this narrator in the collection.
Diversity is another of his
talents. Bull takes us from "Bleeding Kansas" in 1858 to a modern day
Manhattan ghetto where justice is dealt out with equal brutality. There
are upbeat, funny stories. There are downbeat, noir stories. Don’t be
fooled by the shlocky cover (not the first time a short story
collection will be ill-served by its publisher’s cover choice, and
probably not the last), these stories cover distances and time, and
mood, without losing a beat.
One or two stories suffer from
odd pacing, ending too abruptly or moving too fast during sections
which should unravel more intricately. Locard’s Principle
feels as if it’s an exploratory outline for a novel, rather than a
short story. But Bull is a master at the opening paragraph; there isn’t
one here that doesn’t grab you by the throat. Acknowledging Funeral Games
as darker than his average story, Bull fails to point out it’s also one

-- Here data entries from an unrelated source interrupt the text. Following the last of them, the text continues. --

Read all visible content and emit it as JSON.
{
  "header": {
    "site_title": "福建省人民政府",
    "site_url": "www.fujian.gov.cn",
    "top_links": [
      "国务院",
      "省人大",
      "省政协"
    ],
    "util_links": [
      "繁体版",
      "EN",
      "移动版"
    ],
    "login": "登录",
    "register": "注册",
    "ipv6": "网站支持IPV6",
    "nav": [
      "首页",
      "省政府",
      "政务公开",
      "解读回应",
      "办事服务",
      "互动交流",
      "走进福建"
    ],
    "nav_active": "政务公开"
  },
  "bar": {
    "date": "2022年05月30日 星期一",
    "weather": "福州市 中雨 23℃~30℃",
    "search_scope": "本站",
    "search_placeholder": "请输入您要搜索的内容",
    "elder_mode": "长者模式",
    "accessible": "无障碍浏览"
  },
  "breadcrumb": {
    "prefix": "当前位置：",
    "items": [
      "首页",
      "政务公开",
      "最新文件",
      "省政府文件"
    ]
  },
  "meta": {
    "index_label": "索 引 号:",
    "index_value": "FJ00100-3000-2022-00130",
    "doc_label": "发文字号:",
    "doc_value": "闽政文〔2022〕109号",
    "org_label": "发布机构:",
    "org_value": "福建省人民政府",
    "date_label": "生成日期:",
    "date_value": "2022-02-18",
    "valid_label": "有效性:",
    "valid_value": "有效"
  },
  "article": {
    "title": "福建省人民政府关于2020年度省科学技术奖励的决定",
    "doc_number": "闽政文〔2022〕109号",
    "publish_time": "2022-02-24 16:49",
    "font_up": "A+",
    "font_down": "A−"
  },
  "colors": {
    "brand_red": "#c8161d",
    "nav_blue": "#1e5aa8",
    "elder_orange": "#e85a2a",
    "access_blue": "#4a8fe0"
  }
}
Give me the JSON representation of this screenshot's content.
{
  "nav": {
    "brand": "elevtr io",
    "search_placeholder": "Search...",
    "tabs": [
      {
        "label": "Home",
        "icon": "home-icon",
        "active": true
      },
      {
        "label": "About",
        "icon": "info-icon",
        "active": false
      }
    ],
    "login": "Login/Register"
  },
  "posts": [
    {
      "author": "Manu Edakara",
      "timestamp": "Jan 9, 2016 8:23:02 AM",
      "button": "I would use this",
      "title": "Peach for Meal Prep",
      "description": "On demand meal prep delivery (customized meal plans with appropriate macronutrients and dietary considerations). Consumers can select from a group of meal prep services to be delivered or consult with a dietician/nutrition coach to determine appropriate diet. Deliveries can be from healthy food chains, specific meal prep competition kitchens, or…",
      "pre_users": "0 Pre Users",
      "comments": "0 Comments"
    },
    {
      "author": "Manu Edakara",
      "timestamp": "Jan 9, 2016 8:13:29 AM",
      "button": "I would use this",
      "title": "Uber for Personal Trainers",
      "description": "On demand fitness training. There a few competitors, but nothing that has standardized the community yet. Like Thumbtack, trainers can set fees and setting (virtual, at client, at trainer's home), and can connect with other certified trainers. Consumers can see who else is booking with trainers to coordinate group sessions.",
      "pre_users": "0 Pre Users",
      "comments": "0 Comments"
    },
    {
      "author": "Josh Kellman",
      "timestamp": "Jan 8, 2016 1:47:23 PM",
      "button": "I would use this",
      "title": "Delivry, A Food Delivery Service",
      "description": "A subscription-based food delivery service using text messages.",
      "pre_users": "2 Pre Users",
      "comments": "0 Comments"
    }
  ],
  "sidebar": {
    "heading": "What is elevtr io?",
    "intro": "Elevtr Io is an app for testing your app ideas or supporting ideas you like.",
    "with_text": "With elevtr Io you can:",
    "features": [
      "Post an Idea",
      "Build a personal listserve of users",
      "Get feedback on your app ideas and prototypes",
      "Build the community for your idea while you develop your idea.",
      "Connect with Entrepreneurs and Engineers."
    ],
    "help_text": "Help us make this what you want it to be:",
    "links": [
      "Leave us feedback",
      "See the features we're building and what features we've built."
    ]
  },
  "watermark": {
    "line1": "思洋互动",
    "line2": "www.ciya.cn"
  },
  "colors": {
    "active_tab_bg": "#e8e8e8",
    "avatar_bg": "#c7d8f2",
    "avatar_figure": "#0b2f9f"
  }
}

of his very best, opening with a corpse and progressing as smoothly as
a Raymond Chandler tale, through a sequence of excellent surprises to a
satisfying denouement. Heidegger’s Cat is another example of Bull at his best, its political subtext as interesting as its pin-sharp, real-time action.

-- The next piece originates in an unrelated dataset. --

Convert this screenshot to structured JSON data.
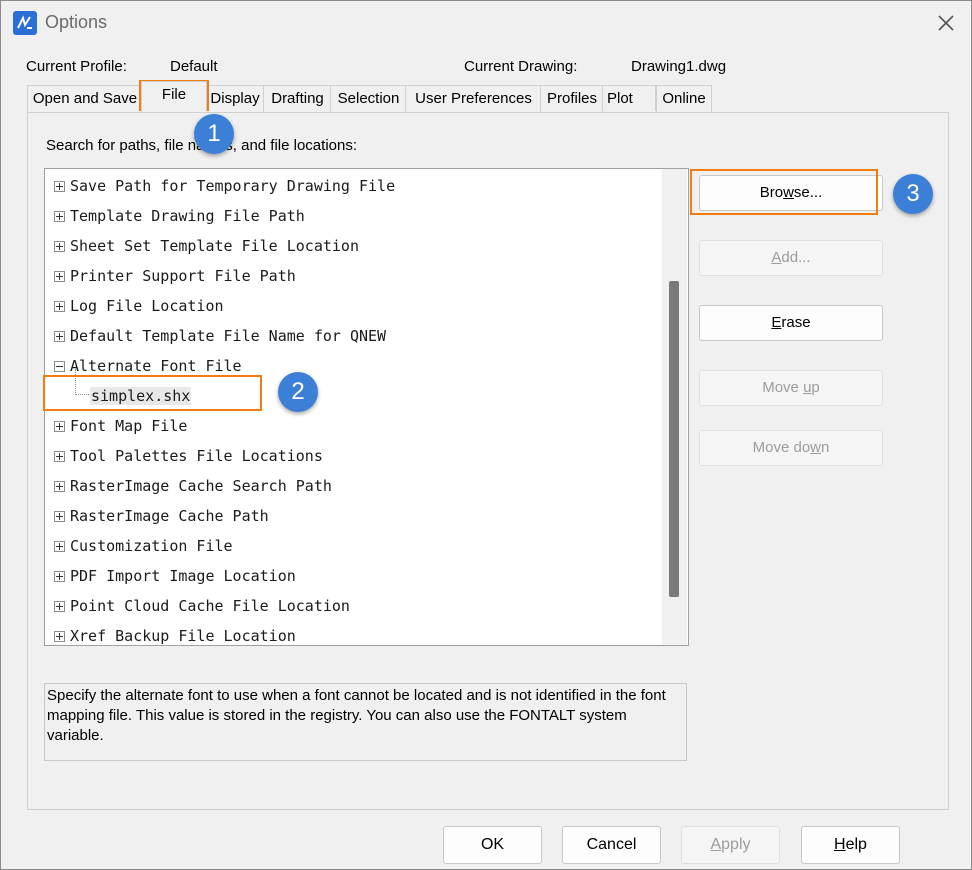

it was interesting, in one sense, to read Bull’s footnotes to the
stories, I’d suggest he drops them from any future collection; they
seem amateurish, while the stories themselves are anything but. Keep
the mythic distance, Warren!
|Sarah Hilary won the Sense Creative Award in 2010, and the Fish Criminally Short
Histories Prize in 2008. Her fiction appears in The Fish Anthology,
Smokelong Quarterly, The Best of Every Day Fiction I, II and III, and
in the Crime Writers’ Association anthology, MO: Crimes of Practice.
She was nominated for the Pushcart Prize in 2009, and Highly Commended
in the Sean O’Faolain short story competition 2010. Sarah is currently
working on a novel. Her agent is Jane Gregory.